Late Bergman: The Lived Experience of the Absence of God in Faithless and Saraband

Honors College, Baylor University, 1301 S. University Parks Dr., Waco, TX 76798, USA
Academic Editor: Joseph Kickasola
Received: 2 June 2016 / Revised: 27 September 2016 / Accepted: 2 December 2016 / Published: 15 December 2016
(This article belongs to the Special Issue Film and Lived Theology)


Acclaimed as one of the great filmmakers of the 20th century, Ingmar Bergman is for many an arch-modernist, whose work is characterized by a high degree of self-conscious artistry and by dark, even nihilistic themes. Film critics increasingly identify him as a kind of philosopher of the human condition, especially of the dislocations and misery of the modern human condition. However, Bergman’s films are not embodiments of philosophical theories, nor do they include explicit discussions of theory. Instead, he attends to the concrete lived experience of those who, on the one hand, suffer from doubt, dislocation, and self-hatred and, on the other, long for confession and communion. In the middle of his career, especially in his famous faith trilogy of the early 1960s, Bergman investigated the lived experience of the absence of God. It is commonly thought that after this period, the question of God disappeared. However, in his last two films, Faithless and Saraband, Bergman explores the lived experience of the absence of God. Indeed, he moves beyond a simple negation to explore the complex interplay of absence. He even illustrates the possibility of a kind of communion for which so many of his characters—early, middle and late—long. View Full-Text
Keywords: Ingmar Bergman; Saraband; Faithless; God; nihilism; communion; philosophy; film Ingmar Bergman; Saraband; Faithless; God; nihilism; communion; philosophy; film
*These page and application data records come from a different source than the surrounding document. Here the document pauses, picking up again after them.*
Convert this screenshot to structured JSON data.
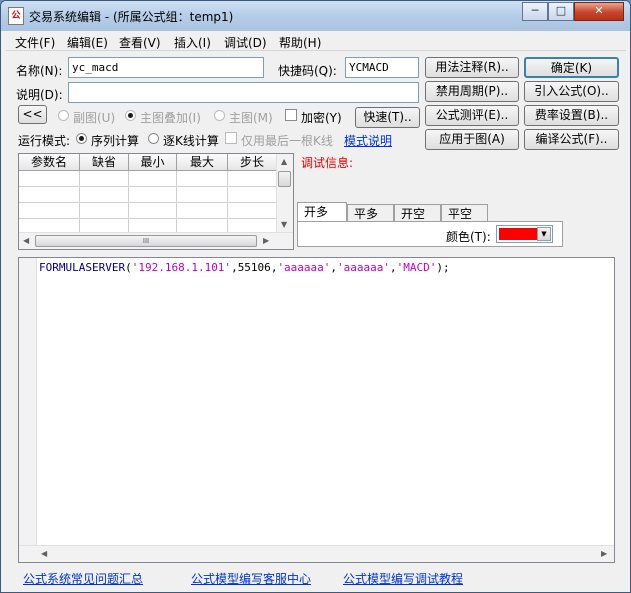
{
  "window": {
    "title": "交易系统编辑 - (所属公式组：temp1)",
    "icon_text": "公"
  },
  "window_controls": {
    "minimize": "─",
    "maximize": "□",
    "close": "✕"
  },
  "menu": [
    "文件(F)",
    "编辑(E)",
    "查看(V)",
    "插入(I)",
    "调试(D)",
    "帮助(H)"
  ],
  "form": {
    "name_label": "名称(N):",
    "name_value": "yc_macd",
    "shortcut_label": "快捷码(Q):",
    "shortcut_value": "YCMACD",
    "desc_label": "说明(D):",
    "desc_value": "",
    "collapse_button": "<<",
    "radio_subchart": "副图(U)",
    "radio_main_overlay": "主图叠加(I)",
    "radio_main": "主图(M)",
    "encrypt_label": "加密(Y)",
    "fast_button": "快速(T)..",
    "mode_label": "运行模式:",
    "mode_sequence": "序列计算",
    "mode_bar": "逐K线计算",
    "last_bar_only": "仅用最后一根K线",
    "mode_help_link": "模式说明"
  },
  "right_buttons": {
    "usage_notes": "用法注释(R)..",
    "confirm": "确定(K)",
    "disable_period": "禁用周期(P)..",
    "import_formula": "引入公式(O)..",
    "formula_test": "公式测评(E)..",
    "fee_setting": "费率设置(B)..",
    "apply_to_chart": "应用于图(A)",
    "compile_formula": "编译公式(F).."
  },
  "param_table": {
    "columns": [
      "参数名",
      "缺省",
      "最小",
      "最大",
      "步长"
    ]
  },
  "debug": {
    "label": "调试信息:"
  },
  "signal_tabs": [
    "开多",
    "平多",
    "开空",
    "平空"
  ],
  "color_label": "颜色(T):",
  "colors": {
    "signal_color": "#ff0000"
  },
  "scroll_icons": {
    "up": "▲",
    "down": "▼",
    "left": "◀",
    "right": "▶",
    "grip": "III",
    "drop": "▼"
  },
  "code": {
    "fn": "FORMULASERVER",
    "open": "(",
    "s_ip": "'192.168.1.101'",
    "c1": ",",
    "port": "55106",
    "c2": ",",
    "s_user": "'aaaaaa'",
    "c3": ",",
    "s_pass": "'aaaaaa'",
    "c4": ",",
    "s_name": "'MACD'",
    "close": ");"
  },
  "footer_links": [
    "公式系统常见问题汇总",
    "公式模型编写客服中心",
    "公式模型编写调试教程"
  ]
}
Figure 1

This is an open access article distributed under the Creative Commons Attribution License which permits unrestricted use, distribution, and reproduction in any medium, provided the original work is properly cited. (CC BY 4.0).

Scifeed alert for new publications

Never miss any articles matching your research from any publisher
  • Get alerts for new papers matching your research
  • Find out the new papers from selected authors
  • Updated daily for 49'000+ journals and 6000+ publishers
  • Define your Scifeed now

SciFeed Share & Cite This Article

MDPI and ACS Style

Hibbs, T. Late Bergman: The Lived Experience of the Absence of God in Faithless and Saraband. Religions 2016, 7, 147.

Show more citation formats Show less citations formats

Note that from the first issue of 2016, MDPI journals use article numbers instead of page numbers. See further details here.

Related Articles

Article Metrics

Article Access Statistics



[Return to top]
Religions EISSN 2077-1444 Published by MDPI AG, Basel, Switzerland RSS E-Mail Table of Contents Alert Logo copyright Steve Bridenbaugh/UUA
Back to Top